“People don’t want to confront the fact that death will happen to us and those we love, so it’s easier to brush it aside by not talking about it,” Carn tells

Imogen Carn
Courtesy Imogen Carn

Push past the awkwardness and those feelings of discomfort, Carn urges. Showing that you acknowledge a person's loss can mean a lot, according to Carn, co-author of "Good Mourning: Honest Conversations About Grief and Loss."  

“As a supporter, be proactive. Offer specific help and follow through. Don’t just ask what you can do. Think about what tasks you can take off their plate — getting help with practical tasks can be a godsend when you’re grieving,” Carn says. 

And then keep showing up, because as Carn notes, “grief is an ongoing experience with no set end.” 

Imogen Carn
Courtesy Imogen Carn

Carn also offered tips for in-person interactions. Instead of asking, “How are you?” Carn says to begin with, “How are you today?”

“This small language change can signal that you’re willing to listen and that it’s OK for them to open up and share their feelings,” she explains.

Most importantly, be present and listen without judgment.

“It can be helpful to ask, ‘Do you want solutions or comfort right now?” Carn says. 

Carn’s Instagram reel has been seen nearly 10 million times and has racked up thousands of comments.

“Every day for months after my husband died, one of my friends would send ‘I love you.’ After a while, I told her she didn’t need to send them all the time, and her response was, ‘You lost the person who told you that you were loved every single day. I’m gonna make sure you are still hearing it every day,’” one person wrote.

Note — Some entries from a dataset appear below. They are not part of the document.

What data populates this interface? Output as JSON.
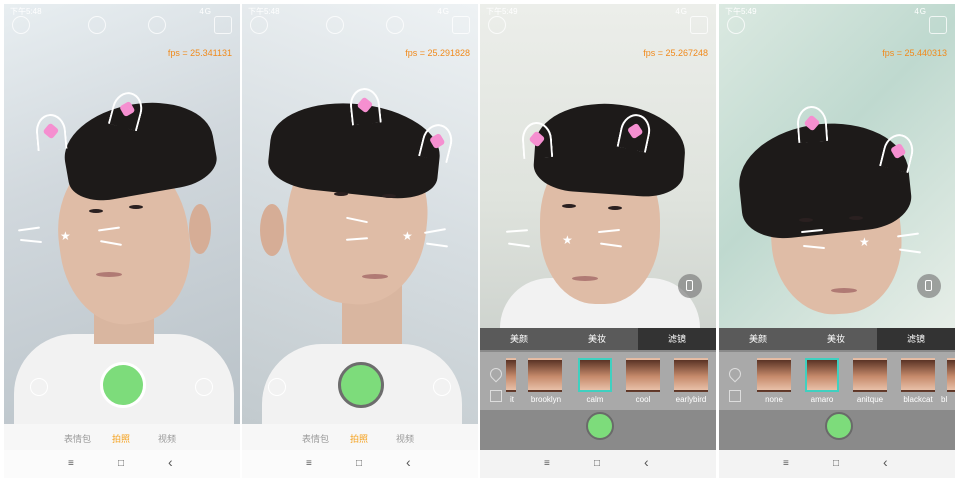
{
  "status": {
    "time_1": "下午5:48",
    "time_2": "下午5:48",
    "time_3": "下午5:49",
    "time_4": "下午5:49",
    "network": "4G"
  },
  "fps": {
    "panel1": "fps = 25.341131",
    "panel2": "fps = 25.291828",
    "panel3": "fps = 25.267248",
    "panel4": "fps = 25.440313"
  },
  "modes": {
    "sticker": "表情包",
    "photo": "拍照",
    "video": "视频"
  },
  "sheet_tabs": {
    "beauty": "美颜",
    "makeup": "美妆",
    "filter": "滤镜"
  },
  "filters_panel3": [
    "it",
    "brooklyn",
    "calm",
    "cool",
    "earlybird"
  ],
  "filters_panel4": [
    "none",
    "amaro",
    "anitque",
    "blackcat",
    "bl"
  ],
  "nav": {
    "menu": "≡",
    "home": "□",
    "back": "‹"
  },
  "colors": {
    "fps": "#f08a1c",
    "active_mode": "#f5a11d",
    "shutter": "#7ddc7b",
    "selected_filter": "#3fd0c0"
  }
}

Added another, "‘You don’t have to reply’ was the best thing people put on messages to me. Took the pressure off of feeling like a bad person when I was drowning in grief but I knew they were thinking of me.”